AP — Germany and Belgium are certain to win seats on the UN Security Council after Israel dropped out of the race last month, but there will be one closely watched contest between Indonesia and the Maldives when the General Assembly votes Friday.
The Security Council has five permanent members — the United States, Russia, China, Britain and France — and 10 members elected by the 193-member General Assembly for two-year terms.

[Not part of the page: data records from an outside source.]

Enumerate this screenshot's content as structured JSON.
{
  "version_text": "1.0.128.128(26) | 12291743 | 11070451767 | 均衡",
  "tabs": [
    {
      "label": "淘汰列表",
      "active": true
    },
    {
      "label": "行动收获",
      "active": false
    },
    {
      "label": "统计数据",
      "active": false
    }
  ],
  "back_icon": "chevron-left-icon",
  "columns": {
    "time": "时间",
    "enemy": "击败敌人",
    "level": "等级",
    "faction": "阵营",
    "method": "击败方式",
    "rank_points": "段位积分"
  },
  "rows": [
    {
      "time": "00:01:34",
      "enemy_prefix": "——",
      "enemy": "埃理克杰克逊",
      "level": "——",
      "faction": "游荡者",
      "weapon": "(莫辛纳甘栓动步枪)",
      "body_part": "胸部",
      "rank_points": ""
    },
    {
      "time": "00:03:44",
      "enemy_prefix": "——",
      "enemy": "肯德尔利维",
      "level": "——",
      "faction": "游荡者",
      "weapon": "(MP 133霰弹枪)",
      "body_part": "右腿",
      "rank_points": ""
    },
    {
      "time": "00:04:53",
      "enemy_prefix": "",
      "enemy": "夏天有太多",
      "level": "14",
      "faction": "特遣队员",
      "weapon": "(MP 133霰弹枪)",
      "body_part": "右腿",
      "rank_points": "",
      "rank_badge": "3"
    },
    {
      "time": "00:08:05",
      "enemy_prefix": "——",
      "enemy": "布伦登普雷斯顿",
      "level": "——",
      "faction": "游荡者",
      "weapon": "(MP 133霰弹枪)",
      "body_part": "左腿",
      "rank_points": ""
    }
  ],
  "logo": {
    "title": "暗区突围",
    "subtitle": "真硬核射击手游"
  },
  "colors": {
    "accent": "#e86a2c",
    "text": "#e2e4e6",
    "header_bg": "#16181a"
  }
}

Five countries are elected every year by secret ballot.
Winning a seat on the Security Council is a pinnacle of achievement for many countries because it gives them a strong voice in matters dealing with international peace and security ranging from conflicts in Syria, Yemen and South Sudan to the nuclear threat posed by North Korea and attacks by extremist groups such as the Islamic State and al-Qaeda.
Candidates for non-permanent seats are chosen by regional groups and the only contested race this year is for the Asia-Pacific group’s seat.
The Maldives, a small island nation that has never been on the UN’s most powerful body, is vying for a seat against Indonesia, the world’s largest Muslim country, which has served on the council three times.
The other regions have uncontested slates, and their candidates are virtually assured of victory for two-year terms starting January 1:
— Belgium and Germany, which have each served on the council five times, for the Western European and Others group of nations.
— South Africa, which has been on the council twice, for the Africa group.
— Dominican Republic, which has never served on the council, for the Latin America and Caribbean group.
Israel faced an uphill struggle in a three-way contest with Germany and Belgium for Western nations’ two seats and dropped out last month, saying it “decided to postpone its candidacy for a seat on the Security Council.”
Israel was not a member of any regional group until the late US ambassador Richard Holbrooke succeeded in 2000 in getting the Western European and Others regional group to invite Israel to be a temporary member, which later was extended indefinitely.